**WORK INSTRUCTION**
Copy the data as given. No line may be skipped.

**DATA FOR REVIEW**
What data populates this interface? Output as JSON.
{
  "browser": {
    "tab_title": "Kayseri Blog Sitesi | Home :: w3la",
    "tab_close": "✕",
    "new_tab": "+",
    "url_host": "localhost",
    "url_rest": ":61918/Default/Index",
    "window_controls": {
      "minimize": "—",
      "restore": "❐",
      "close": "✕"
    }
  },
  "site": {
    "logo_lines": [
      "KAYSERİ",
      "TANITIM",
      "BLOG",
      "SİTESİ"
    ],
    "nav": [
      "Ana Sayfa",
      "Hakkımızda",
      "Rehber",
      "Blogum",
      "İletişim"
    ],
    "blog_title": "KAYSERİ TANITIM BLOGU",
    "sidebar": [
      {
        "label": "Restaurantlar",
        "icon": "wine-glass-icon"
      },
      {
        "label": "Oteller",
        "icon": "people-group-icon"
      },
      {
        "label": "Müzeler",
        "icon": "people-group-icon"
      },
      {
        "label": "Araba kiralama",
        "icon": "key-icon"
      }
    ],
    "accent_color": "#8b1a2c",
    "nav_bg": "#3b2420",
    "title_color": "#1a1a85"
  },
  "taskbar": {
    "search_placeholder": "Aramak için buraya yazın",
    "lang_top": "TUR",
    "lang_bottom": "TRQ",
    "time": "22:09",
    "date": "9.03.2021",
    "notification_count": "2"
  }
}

**EXERCISE RESPONSE**
What data populates this interface? Output as JSON.
{
  "browser": {
    "tab_title": "Kayseri Blog Sitesi | Home :: w3la",
    "tab_close": "✕",
    "new_tab": "+",
    "url_host": "localhost",
    "url_rest": ":61918/Default/Index",
    "window_controls": {
      "minimize": "—",
      "restore": "❐",
      "close": "✕"
    }
  },
  "site": {
    "logo_lines": [
      "KAYSERİ",
      "TANITIM",
      "BLOG",
      "SİTESİ"
    ],
    "nav": [
      "Ana Sayfa",
      "Hakkımızda",
      "Rehber",
      "Blogum",
      "İletişim"
    ],
    "blog_title": "KAYSERİ TANITIM BLOGU",
    "sidebar": [
      {
        "label": "Restaurantlar",
        "icon": "wine-glass-icon"
      },
      {
        "label": "Oteller",
        "icon": "people-group-icon"
      },
      {
        "label": "Müzeler",
        "icon": "people-group-icon"
      },
      {
        "label": "Araba kiralama",
        "icon": "key-icon"
      }
    ],
    "accent_color": "#8b1a2c",
    "nav_bg": "#3b2420",
    "title_color": "#1a1a85"
  },
  "taskbar": {
    "search_placeholder": "Aramak için buraya yazın",
    "lang_top": "TUR",
    "lang_bottom": "TRQ",
    "time": "22:09",
    "date": "9.03.2021",
    "notification_count": "2"
  }
}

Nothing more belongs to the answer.